§ **SUPPLIED ENTRIES**:
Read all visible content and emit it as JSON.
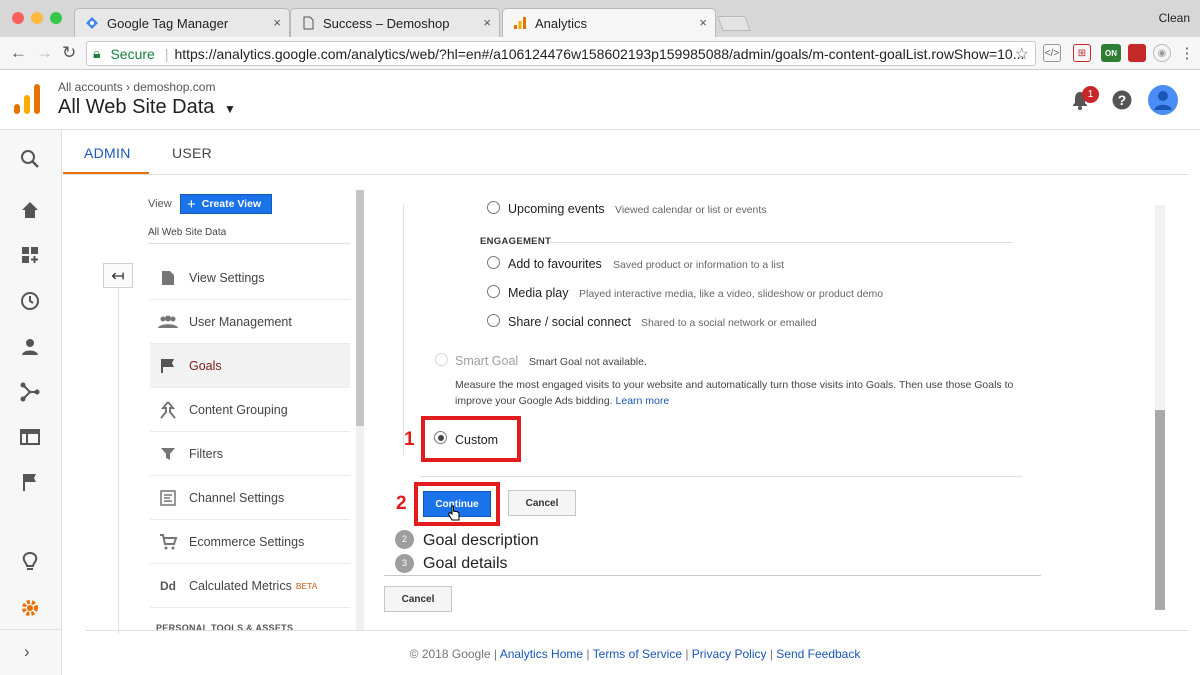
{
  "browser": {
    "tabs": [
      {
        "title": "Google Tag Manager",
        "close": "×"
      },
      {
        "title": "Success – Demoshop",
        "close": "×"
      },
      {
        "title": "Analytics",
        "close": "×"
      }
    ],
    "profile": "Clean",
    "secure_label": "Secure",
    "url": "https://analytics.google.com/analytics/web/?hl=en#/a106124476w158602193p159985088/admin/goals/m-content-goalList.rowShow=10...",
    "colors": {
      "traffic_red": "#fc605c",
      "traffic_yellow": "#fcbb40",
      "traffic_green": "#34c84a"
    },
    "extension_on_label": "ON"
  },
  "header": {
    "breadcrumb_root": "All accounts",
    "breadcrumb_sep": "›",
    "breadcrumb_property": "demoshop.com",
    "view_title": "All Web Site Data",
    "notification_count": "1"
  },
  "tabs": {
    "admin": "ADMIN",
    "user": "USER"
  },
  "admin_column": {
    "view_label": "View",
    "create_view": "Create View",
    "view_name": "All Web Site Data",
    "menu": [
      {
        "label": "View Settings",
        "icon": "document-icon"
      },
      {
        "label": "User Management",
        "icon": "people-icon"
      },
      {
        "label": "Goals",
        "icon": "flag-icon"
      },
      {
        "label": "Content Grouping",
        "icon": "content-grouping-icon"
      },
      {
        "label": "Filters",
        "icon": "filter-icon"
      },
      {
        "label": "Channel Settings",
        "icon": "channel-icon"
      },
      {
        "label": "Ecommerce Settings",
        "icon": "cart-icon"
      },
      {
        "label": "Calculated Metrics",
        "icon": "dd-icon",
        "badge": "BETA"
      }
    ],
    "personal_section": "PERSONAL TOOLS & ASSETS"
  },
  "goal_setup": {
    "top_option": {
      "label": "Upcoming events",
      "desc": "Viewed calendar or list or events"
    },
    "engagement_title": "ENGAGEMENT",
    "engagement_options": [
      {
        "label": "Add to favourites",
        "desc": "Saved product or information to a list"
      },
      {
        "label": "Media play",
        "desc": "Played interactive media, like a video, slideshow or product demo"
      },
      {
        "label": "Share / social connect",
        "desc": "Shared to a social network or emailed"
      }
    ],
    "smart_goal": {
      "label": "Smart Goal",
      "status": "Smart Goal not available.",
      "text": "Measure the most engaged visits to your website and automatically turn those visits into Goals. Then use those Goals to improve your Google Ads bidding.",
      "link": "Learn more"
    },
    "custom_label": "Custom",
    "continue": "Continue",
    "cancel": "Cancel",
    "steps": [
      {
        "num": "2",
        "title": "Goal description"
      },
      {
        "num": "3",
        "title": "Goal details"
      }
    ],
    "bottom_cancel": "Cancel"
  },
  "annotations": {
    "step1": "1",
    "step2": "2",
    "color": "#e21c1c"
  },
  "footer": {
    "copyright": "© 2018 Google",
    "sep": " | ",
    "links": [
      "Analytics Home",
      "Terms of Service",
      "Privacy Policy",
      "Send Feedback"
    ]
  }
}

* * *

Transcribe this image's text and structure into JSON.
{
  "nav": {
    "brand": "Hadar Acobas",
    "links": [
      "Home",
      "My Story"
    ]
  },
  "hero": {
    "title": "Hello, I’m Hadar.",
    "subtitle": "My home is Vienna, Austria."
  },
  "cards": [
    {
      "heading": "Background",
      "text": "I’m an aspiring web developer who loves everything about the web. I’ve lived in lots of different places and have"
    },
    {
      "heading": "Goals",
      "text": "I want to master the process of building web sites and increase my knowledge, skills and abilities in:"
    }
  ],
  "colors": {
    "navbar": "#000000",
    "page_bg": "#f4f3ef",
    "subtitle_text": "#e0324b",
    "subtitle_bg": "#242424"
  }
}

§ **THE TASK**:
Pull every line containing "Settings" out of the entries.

§ **OUTPUT FOR THIS TASK**:
        "label": "View Settings",
        "label": "Channel Settings",
        "label": "Ecommerce Settings",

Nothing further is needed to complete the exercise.